First the example:
The Sapelo Island Lighthouse is the second-oldest brick lighthouse in the country dating back to 1820.
Here’s a picture of the lighthouse:
Sometimes you use a phrase (no verb) or a clause (has a verb) to describe something. When you separate that description from what it describes with a comma, we call it non-restrictive. It’s an aside. No comma? Then it’s restrictive, part of the definition of what you’re describing.
That’s a little bit tricky to follow, so let’s look at that sentence about the lighthouse.
It’s the second-oldest brick lighthouse in the country. So far, so good. But what about “dating back to 1820”?
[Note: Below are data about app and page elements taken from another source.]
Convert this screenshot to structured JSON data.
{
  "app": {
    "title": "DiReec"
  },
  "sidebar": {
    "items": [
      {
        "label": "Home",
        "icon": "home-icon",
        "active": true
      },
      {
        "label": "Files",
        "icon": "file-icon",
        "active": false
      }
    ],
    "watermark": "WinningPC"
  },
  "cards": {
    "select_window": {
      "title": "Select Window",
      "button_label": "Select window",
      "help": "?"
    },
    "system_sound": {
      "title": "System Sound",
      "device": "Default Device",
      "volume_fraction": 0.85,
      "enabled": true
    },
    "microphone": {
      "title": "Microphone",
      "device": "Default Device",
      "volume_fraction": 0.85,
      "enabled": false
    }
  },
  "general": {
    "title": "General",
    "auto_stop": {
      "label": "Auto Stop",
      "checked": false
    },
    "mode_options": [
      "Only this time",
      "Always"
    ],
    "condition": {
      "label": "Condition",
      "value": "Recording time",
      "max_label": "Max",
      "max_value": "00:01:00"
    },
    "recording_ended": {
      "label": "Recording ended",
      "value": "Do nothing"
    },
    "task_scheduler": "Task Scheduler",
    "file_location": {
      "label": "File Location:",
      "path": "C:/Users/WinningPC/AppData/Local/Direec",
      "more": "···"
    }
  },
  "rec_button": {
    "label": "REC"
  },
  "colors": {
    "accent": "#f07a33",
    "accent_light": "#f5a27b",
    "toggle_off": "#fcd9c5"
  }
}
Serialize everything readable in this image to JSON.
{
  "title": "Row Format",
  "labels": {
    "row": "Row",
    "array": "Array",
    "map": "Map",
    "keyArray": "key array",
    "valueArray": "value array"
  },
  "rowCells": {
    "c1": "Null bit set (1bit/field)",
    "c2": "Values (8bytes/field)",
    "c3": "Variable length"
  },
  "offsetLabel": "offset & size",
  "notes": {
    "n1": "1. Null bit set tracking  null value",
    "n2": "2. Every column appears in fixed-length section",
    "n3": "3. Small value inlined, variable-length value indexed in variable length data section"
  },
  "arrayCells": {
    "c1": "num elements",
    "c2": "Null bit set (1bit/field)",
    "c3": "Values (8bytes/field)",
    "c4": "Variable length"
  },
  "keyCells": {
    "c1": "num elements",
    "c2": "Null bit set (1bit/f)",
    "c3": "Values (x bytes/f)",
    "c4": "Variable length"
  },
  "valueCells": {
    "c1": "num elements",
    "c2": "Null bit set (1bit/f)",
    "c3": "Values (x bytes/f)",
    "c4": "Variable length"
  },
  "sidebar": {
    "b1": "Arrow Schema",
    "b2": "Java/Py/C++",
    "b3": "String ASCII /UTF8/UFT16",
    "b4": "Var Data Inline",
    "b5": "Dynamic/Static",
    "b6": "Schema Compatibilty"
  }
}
- Is it the second oldest one that dates back to 1820?
- Is it the second oldest one, and it happens to date back to 1820?
The first bullet is restrictive, part of the definition. Apparently we have lots of lighthouses that date back to then, and this is the second oldest. Seems unlikely.
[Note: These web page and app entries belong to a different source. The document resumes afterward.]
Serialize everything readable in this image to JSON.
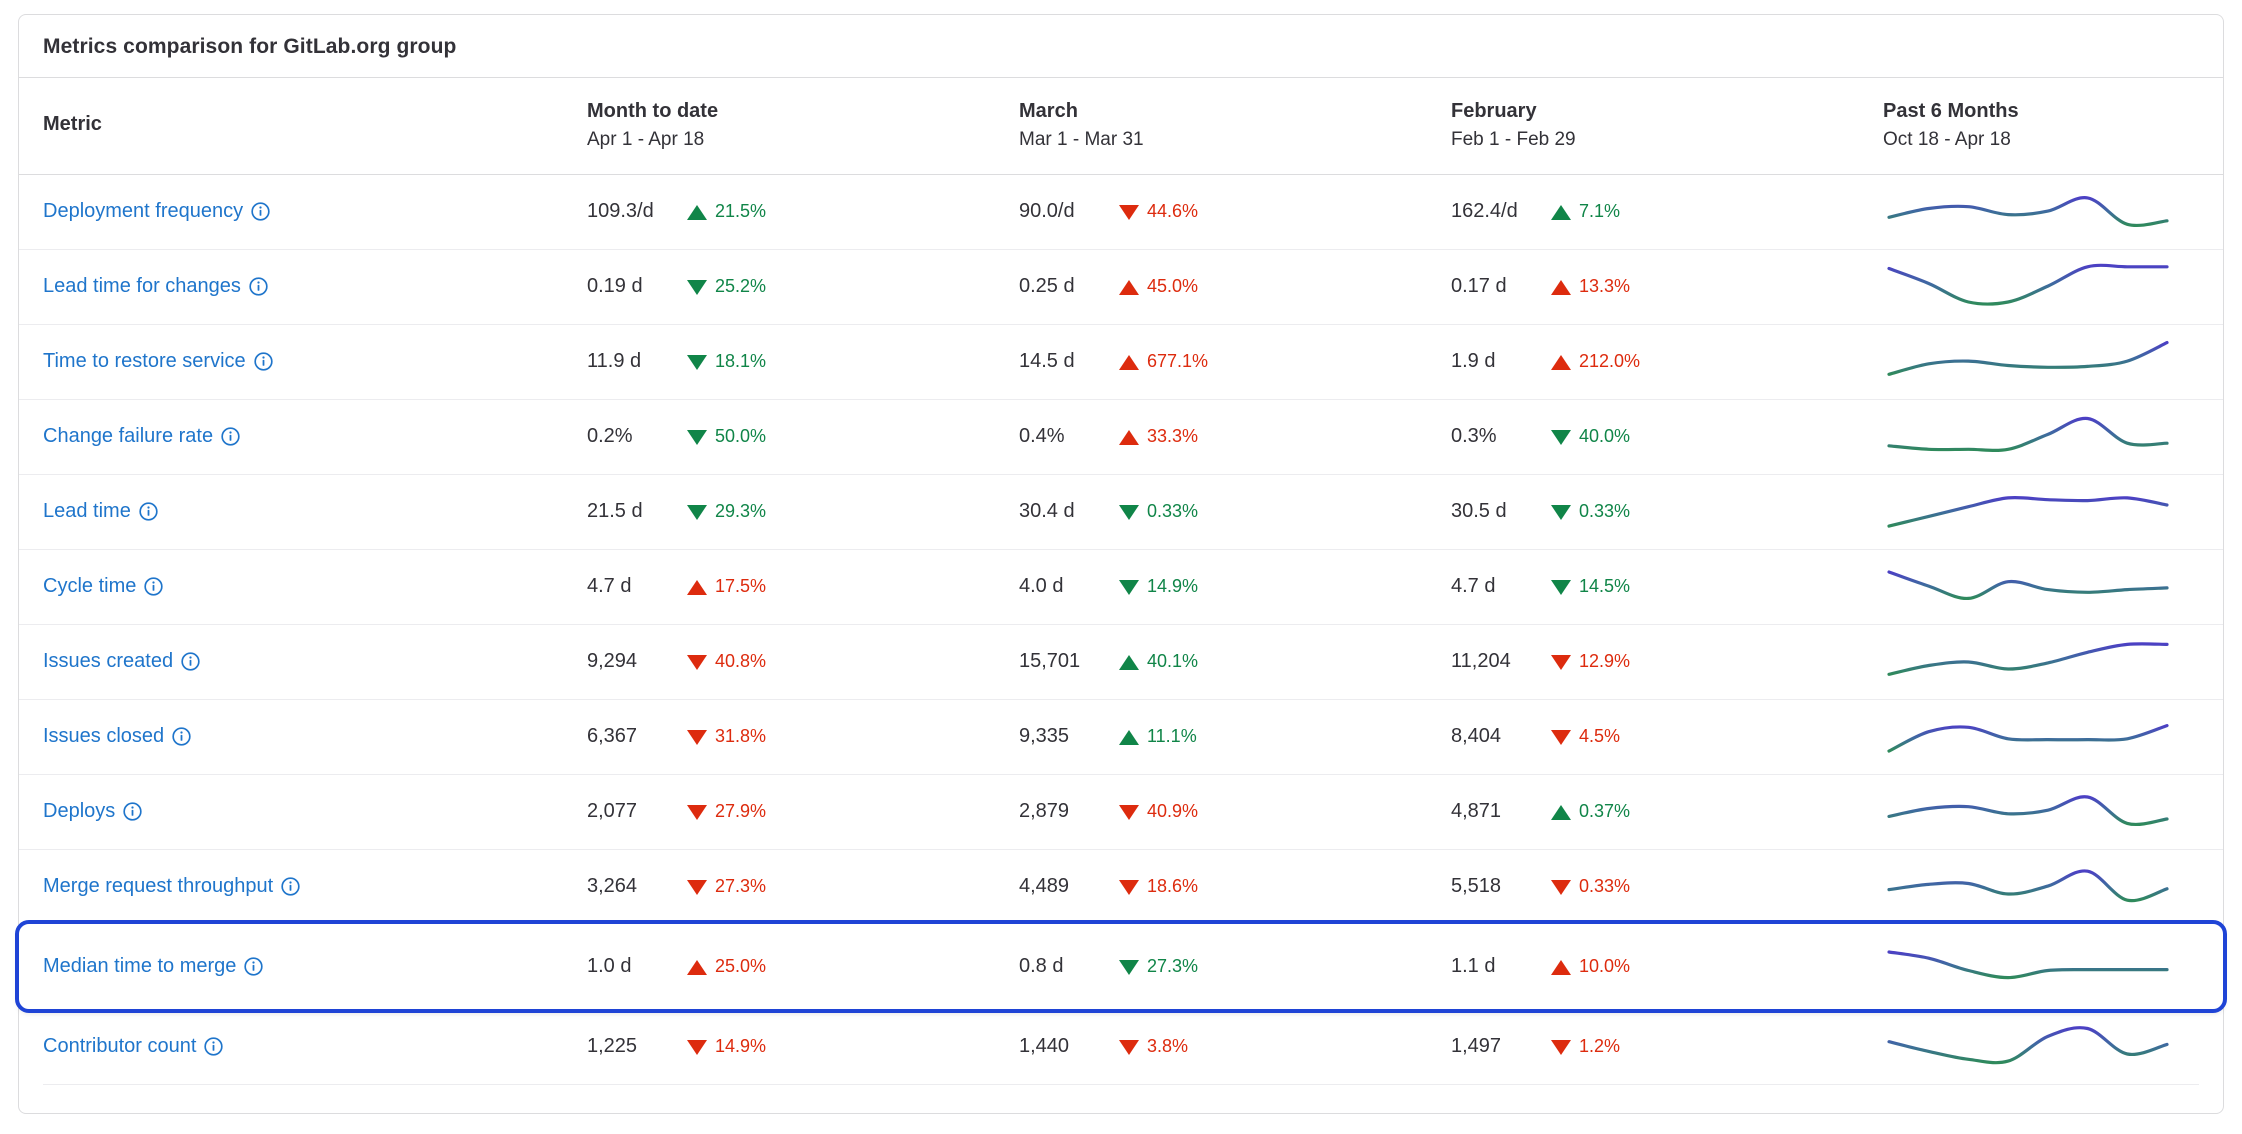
{
  "card": {
    "title": "Metrics comparison for GitLab.org group"
  },
  "table": {
    "columns": [
      {
        "title": "Metric",
        "sub": ""
      },
      {
        "title": "Month to date",
        "sub": "Apr 1 - Apr 18"
      },
      {
        "title": "March",
        "sub": "Mar 1 - Mar 31"
      },
      {
        "title": "February",
        "sub": "Feb 1 - Feb 29"
      },
      {
        "title": "Past 6 Months",
        "sub": "Oct 18 - Apr 18"
      }
    ],
    "rows": [
      {
        "metric": "Deployment frequency",
        "mtd": {
          "value": "109.3/d",
          "dir": "up",
          "pct": "21.5%",
          "tone": "good"
        },
        "march": {
          "value": "90.0/d",
          "dir": "down",
          "pct": "44.6%",
          "tone": "bad"
        },
        "feb": {
          "value": "162.4/d",
          "dir": "up",
          "pct": "7.1%",
          "tone": "good"
        }
      },
      {
        "metric": "Lead time for changes",
        "mtd": {
          "value": "0.19 d",
          "dir": "down",
          "pct": "25.2%",
          "tone": "good"
        },
        "march": {
          "value": "0.25 d",
          "dir": "up",
          "pct": "45.0%",
          "tone": "bad"
        },
        "feb": {
          "value": "0.17 d",
          "dir": "up",
          "pct": "13.3%",
          "tone": "bad"
        }
      },
      {
        "metric": "Time to restore service",
        "mtd": {
          "value": "11.9 d",
          "dir": "down",
          "pct": "18.1%",
          "tone": "good"
        },
        "march": {
          "value": "14.5 d",
          "dir": "up",
          "pct": "677.1%",
          "tone": "bad"
        },
        "feb": {
          "value": "1.9 d",
          "dir": "up",
          "pct": "212.0%",
          "tone": "bad"
        }
      },
      {
        "metric": "Change failure rate",
        "mtd": {
          "value": "0.2%",
          "dir": "down",
          "pct": "50.0%",
          "tone": "good"
        },
        "march": {
          "value": "0.4%",
          "dir": "up",
          "pct": "33.3%",
          "tone": "bad"
        },
        "feb": {
          "value": "0.3%",
          "dir": "down",
          "pct": "40.0%",
          "tone": "good"
        }
      },
      {
        "metric": "Lead time",
        "mtd": {
          "value": "21.5 d",
          "dir": "down",
          "pct": "29.3%",
          "tone": "good"
        },
        "march": {
          "value": "30.4 d",
          "dir": "down",
          "pct": "0.33%",
          "tone": "good"
        },
        "feb": {
          "value": "30.5 d",
          "dir": "down",
          "pct": "0.33%",
          "tone": "good"
        }
      },
      {
        "metric": "Cycle time",
        "mtd": {
          "value": "4.7 d",
          "dir": "up",
          "pct": "17.5%",
          "tone": "bad"
        },
        "march": {
          "value": "4.0 d",
          "dir": "down",
          "pct": "14.9%",
          "tone": "good"
        },
        "feb": {
          "value": "4.7 d",
          "dir": "down",
          "pct": "14.5%",
          "tone": "good"
        }
      },
      {
        "metric": "Issues created",
        "mtd": {
          "value": "9,294",
          "dir": "down",
          "pct": "40.8%",
          "tone": "bad"
        },
        "march": {
          "value": "15,701",
          "dir": "up",
          "pct": "40.1%",
          "tone": "good"
        },
        "feb": {
          "value": "11,204",
          "dir": "down",
          "pct": "12.9%",
          "tone": "bad"
        }
      },
      {
        "metric": "Issues closed",
        "mtd": {
          "value": "6,367",
          "dir": "down",
          "pct": "31.8%",
          "tone": "bad"
        },
        "march": {
          "value": "9,335",
          "dir": "up",
          "pct": "11.1%",
          "tone": "good"
        },
        "feb": {
          "value": "8,404",
          "dir": "down",
          "pct": "4.5%",
          "tone": "bad"
        }
      },
      {
        "metric": "Deploys",
        "mtd": {
          "value": "2,077",
          "dir": "down",
          "pct": "27.9%",
          "tone": "bad"
        },
        "march": {
          "value": "2,879",
          "dir": "down",
          "pct": "40.9%",
          "tone": "bad"
        },
        "feb": {
          "value": "4,871",
          "dir": "up",
          "pct": "0.37%",
          "tone": "good"
        }
      },
      {
        "metric": "Merge request throughput",
        "mtd": {
          "value": "3,264",
          "dir": "down",
          "pct": "27.3%",
          "tone": "bad"
        },
        "march": {
          "value": "4,489",
          "dir": "down",
          "pct": "18.6%",
          "tone": "bad"
        },
        "feb": {
          "value": "5,518",
          "dir": "down",
          "pct": "0.33%",
          "tone": "bad"
        }
      },
      {
        "metric": "Median time to merge",
        "highlighted": true,
        "mtd": {
          "value": "1.0 d",
          "dir": "up",
          "pct": "25.0%",
          "tone": "bad"
        },
        "march": {
          "value": "0.8 d",
          "dir": "down",
          "pct": "27.3%",
          "tone": "good"
        },
        "feb": {
          "value": "1.1 d",
          "dir": "up",
          "pct": "10.0%",
          "tone": "bad"
        }
      },
      {
        "metric": "Contributor count",
        "mtd": {
          "value": "1,225",
          "dir": "down",
          "pct": "14.9%",
          "tone": "bad"
        },
        "march": {
          "value": "1,440",
          "dir": "down",
          "pct": "3.8%",
          "tone": "bad"
        },
        "feb": {
          "value": "1,497",
          "dir": "down",
          "pct": "1.2%",
          "tone": "bad"
        }
      }
    ]
  },
  "chart_data": {
    "type": "line",
    "title": "Past 6 Months",
    "xlabel": "Oct 18 - Apr 18",
    "ylabel": "",
    "grid": false,
    "legend": "none",
    "note": "Sparkline trend per metric over the past 6 months; stroke is a green-to-purple gradient keyed to value.",
    "colors": {
      "low": "#2f8a5b",
      "high": "#4c40c4"
    },
    "series": [
      {
        "name": "Deployment frequency",
        "values": [
          0.38,
          0.58,
          0.62,
          0.44,
          0.52,
          0.82,
          0.22,
          0.3
        ]
      },
      {
        "name": "Lead time for changes",
        "values": [
          0.92,
          0.58,
          0.16,
          0.16,
          0.52,
          0.96,
          0.96,
          0.96
        ]
      },
      {
        "name": "Time to restore service",
        "values": [
          0.22,
          0.46,
          0.52,
          0.42,
          0.38,
          0.4,
          0.52,
          0.94
        ]
      },
      {
        "name": "Change failure rate",
        "values": [
          0.3,
          0.22,
          0.22,
          0.22,
          0.56,
          0.92,
          0.36,
          0.36
        ]
      },
      {
        "name": "Lead time",
        "values": [
          0.18,
          0.4,
          0.62,
          0.82,
          0.78,
          0.76,
          0.82,
          0.66
        ]
      },
      {
        "name": "Cycle time",
        "values": [
          0.84,
          0.52,
          0.24,
          0.62,
          0.44,
          0.38,
          0.44,
          0.48
        ]
      },
      {
        "name": "Issues created",
        "values": [
          0.22,
          0.42,
          0.5,
          0.34,
          0.48,
          0.72,
          0.9,
          0.9
        ]
      },
      {
        "name": "Issues closed",
        "values": [
          0.18,
          0.62,
          0.72,
          0.46,
          0.44,
          0.44,
          0.46,
          0.76
        ]
      },
      {
        "name": "Deploys",
        "values": [
          0.4,
          0.58,
          0.62,
          0.46,
          0.54,
          0.84,
          0.24,
          0.34
        ]
      },
      {
        "name": "Merge request throughput",
        "values": [
          0.44,
          0.56,
          0.58,
          0.34,
          0.52,
          0.86,
          0.2,
          0.46
        ]
      },
      {
        "name": "Median time to merge",
        "values": [
          0.84,
          0.7,
          0.42,
          0.26,
          0.42,
          0.44,
          0.44,
          0.44
        ]
      },
      {
        "name": "Contributor count",
        "values": [
          0.62,
          0.4,
          0.22,
          0.18,
          0.74,
          0.92,
          0.34,
          0.56
        ]
      }
    ]
  }
}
The second bullet merely adds some information about the lighthouse; it dates back to 1829. It’s non-restrictive.
What a difference a
day comma makes!
Remember: no comma, gotta have it—restrictive. Comma, extra info—non-restrictive.